So if no conventional news sources can be trusted, who are these people listening to? Who has stepped into the information vacuum to expose The Real Truth? Blow me down with a feather, if it isn’t those selfsame alt-right demagogues! The alt-right demagogues, whose newsgathering resources generally stretch to a Twitter and YouTube account and a camera in their mum’s basement. The roving-reporter alt-right demagogues, like Paul Joseph Watson, who openly admits that he hardly ever leaves his Battersea flat, and Julian Assange, who has been trapped in the Ecuadorian embassy for five years.
(This post is plenty long enough without a diversion into the shameless mendacity of the alt-right, but I’ve posted a few examples here, and there are plenty more at Snopes, FactCheck.org and FullFact.)
It wasn’t enough, of course, to smear the media. They are, after all, just mirrors to majority opinion. If a new order is to be imposed, all the traditional institutions must be undermined.
Dominic Cummings’ “Take back control” was very clever. The NHS promise on the bus probably did it for some people. The Breaking Point poster, even though immigration from outside Europe had precisely jack shit to do with the EU, undoubtedly won over a few racists. But for me, the real stroke of genius from the Leave contingent, and the turning point of the whole campaign, was Michael Gove’s “People have had enough of experts.”
Never mind that he was told to say that by one of the exact same metropolitan elite experts he was maligning.
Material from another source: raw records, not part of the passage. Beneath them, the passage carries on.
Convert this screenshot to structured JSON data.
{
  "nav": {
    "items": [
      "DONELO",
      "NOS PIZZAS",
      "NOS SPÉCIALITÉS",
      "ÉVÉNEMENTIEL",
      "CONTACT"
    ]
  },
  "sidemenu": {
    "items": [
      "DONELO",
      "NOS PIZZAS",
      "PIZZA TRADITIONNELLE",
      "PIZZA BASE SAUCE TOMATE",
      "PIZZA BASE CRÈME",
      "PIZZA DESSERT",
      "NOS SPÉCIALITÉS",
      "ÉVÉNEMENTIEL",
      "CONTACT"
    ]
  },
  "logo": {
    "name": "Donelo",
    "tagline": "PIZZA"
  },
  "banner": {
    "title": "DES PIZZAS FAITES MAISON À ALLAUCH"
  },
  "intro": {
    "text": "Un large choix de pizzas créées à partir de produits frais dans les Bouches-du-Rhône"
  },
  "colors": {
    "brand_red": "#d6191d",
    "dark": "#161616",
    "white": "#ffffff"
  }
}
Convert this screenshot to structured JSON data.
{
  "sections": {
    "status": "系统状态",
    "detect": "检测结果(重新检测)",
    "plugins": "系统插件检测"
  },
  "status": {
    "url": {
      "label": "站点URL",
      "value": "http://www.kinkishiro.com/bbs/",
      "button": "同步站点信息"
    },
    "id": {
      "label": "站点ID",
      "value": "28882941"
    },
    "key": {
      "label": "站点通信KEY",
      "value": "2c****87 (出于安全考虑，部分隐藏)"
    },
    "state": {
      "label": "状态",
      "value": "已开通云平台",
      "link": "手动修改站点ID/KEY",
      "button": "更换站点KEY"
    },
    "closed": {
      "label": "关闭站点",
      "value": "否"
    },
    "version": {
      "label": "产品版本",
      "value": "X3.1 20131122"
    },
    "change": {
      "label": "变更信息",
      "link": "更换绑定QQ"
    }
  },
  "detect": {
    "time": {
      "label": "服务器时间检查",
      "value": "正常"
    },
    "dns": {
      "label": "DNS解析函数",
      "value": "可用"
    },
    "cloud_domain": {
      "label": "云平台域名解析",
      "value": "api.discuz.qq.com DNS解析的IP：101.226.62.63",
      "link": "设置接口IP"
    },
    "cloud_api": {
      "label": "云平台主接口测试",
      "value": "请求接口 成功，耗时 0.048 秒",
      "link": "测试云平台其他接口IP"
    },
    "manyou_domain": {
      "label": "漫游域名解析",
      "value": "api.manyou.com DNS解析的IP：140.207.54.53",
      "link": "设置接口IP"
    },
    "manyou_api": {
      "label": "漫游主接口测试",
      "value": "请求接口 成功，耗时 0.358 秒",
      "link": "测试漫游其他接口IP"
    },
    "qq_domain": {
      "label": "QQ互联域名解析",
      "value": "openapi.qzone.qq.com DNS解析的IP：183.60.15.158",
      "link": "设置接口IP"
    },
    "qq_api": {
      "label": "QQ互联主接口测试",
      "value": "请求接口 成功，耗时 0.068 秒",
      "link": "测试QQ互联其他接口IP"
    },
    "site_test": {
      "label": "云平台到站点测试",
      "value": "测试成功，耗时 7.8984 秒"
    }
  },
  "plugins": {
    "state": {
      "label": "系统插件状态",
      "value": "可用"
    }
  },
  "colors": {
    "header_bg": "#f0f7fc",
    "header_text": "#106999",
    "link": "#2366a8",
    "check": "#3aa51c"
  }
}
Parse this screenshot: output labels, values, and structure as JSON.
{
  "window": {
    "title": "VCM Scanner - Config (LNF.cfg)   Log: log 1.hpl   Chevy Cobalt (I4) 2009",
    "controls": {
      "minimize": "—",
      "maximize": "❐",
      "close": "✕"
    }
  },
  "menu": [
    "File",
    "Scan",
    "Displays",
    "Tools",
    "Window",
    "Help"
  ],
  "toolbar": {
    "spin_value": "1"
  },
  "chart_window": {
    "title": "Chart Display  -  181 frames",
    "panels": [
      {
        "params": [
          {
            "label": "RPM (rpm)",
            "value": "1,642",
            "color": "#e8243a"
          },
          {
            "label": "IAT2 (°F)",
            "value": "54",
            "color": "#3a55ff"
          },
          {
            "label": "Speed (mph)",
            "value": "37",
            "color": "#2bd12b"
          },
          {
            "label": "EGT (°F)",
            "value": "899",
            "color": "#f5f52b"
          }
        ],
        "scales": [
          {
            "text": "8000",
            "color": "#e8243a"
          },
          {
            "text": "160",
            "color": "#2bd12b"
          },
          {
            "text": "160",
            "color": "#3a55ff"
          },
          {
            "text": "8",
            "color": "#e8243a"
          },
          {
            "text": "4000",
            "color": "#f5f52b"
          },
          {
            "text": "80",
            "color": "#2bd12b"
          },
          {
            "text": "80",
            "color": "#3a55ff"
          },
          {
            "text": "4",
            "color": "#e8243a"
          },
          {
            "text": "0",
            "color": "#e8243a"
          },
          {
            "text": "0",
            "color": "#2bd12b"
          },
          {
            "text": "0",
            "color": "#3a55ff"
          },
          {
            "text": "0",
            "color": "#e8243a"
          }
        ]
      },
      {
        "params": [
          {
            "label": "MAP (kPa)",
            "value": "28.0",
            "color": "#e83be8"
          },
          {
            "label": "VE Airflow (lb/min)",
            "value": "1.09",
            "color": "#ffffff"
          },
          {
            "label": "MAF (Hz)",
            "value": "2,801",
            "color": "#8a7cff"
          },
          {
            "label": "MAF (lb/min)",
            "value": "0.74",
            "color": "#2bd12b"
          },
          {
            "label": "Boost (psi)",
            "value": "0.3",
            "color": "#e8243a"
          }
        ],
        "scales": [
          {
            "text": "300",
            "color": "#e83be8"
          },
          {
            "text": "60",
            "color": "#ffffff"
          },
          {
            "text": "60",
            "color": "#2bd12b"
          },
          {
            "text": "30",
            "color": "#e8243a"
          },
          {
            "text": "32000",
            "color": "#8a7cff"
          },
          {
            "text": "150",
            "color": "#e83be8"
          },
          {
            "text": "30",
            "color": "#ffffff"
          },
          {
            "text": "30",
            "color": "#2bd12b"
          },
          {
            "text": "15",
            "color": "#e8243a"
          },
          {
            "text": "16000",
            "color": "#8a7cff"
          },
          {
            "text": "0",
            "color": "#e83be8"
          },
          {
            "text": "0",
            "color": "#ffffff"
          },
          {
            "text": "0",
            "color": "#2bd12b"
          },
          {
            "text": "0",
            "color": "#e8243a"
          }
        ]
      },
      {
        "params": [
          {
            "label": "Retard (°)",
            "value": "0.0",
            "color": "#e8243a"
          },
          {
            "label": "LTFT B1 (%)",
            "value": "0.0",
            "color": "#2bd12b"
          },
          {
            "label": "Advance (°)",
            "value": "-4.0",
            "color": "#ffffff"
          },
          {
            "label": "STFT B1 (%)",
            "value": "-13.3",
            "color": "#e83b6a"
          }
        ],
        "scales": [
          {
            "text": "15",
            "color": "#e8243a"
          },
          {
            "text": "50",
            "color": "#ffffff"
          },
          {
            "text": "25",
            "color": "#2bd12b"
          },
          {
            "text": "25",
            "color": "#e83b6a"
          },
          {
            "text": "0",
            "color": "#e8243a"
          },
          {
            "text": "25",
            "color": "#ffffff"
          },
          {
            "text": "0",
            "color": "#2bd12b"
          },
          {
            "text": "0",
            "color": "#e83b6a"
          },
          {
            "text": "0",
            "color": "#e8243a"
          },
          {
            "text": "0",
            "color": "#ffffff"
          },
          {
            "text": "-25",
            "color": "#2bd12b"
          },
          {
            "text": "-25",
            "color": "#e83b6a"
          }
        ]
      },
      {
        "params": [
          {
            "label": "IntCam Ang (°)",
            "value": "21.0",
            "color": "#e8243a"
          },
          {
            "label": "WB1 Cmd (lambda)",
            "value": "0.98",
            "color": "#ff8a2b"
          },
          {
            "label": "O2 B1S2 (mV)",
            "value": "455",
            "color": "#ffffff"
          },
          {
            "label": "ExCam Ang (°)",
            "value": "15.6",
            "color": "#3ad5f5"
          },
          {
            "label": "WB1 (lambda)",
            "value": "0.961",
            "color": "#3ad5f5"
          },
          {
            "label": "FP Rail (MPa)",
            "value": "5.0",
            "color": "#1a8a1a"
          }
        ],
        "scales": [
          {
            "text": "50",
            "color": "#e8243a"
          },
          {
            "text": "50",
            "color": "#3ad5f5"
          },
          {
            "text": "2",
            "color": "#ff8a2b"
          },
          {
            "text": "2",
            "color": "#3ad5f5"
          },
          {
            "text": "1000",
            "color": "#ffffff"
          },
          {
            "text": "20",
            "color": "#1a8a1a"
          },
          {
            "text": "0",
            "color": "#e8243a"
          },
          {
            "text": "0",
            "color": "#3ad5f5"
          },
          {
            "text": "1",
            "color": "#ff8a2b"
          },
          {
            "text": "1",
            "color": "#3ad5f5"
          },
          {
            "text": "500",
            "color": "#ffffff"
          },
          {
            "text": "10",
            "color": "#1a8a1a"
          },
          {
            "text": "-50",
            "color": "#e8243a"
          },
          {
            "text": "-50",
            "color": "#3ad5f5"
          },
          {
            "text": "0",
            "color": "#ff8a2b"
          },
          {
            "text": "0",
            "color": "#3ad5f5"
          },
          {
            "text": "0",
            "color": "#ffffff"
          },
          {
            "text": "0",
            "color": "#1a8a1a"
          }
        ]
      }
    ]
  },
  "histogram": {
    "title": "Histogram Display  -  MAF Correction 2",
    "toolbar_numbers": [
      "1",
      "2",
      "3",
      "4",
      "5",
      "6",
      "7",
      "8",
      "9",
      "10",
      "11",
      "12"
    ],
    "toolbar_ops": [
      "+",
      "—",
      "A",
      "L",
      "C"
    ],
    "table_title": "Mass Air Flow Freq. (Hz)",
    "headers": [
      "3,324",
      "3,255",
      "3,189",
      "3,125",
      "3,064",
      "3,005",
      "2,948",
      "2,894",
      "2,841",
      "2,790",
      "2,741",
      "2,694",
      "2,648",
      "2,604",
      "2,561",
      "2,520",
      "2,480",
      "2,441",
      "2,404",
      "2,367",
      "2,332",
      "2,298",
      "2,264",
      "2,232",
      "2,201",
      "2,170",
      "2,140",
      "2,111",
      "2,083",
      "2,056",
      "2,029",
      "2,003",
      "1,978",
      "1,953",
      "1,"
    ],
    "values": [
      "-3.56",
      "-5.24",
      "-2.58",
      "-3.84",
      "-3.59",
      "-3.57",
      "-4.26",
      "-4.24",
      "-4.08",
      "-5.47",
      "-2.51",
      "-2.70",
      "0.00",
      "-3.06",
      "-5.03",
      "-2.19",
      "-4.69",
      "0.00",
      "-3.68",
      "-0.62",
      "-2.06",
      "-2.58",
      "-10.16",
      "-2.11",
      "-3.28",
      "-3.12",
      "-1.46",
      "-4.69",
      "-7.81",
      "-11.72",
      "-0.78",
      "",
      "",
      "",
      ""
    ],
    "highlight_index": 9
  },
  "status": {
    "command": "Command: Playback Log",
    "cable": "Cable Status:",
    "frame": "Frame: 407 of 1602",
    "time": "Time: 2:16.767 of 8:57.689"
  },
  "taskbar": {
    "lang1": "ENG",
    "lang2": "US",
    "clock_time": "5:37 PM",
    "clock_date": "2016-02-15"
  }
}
Never mind that he apologised abjectly for the comment the next day and retracted it months later. In one pithy phrase, Gove manage to articulate the fury of millions of underachievers. He also single-handedly destroyed the last scrap of trust the public had in the system. Suddenly, the opinion of the man in the street was just as valid as that of someone who had spent years mastering her subject.
Gove’s (or, rather, Cummings’) ludicrous argument, that, because some trusted individuals once made an incorrect prediction, all their predictions are worthless, was the final justification for a Brexit vote among a decisive group of waverers. This arrant nonsense, combined with parallel whispering campaigns — Boris Johnson merrily defaming the EU in his columns for the Telegraph and Spectator, and the relentless demonisation of immigrants and Muslims in the Express, Mail, and far-right “news” sites — was what dragged Leave over the line.
For years, liberals ignored all this mudslinging, I guess because they assumed no one was gullible enough to believe it. Hopefully, they’re waking up to the fact that they can’t afford to ignore it any more.
(I’ve got more to say on this subject, but I’ve already wittered on for too long. Part two will follow shortly.)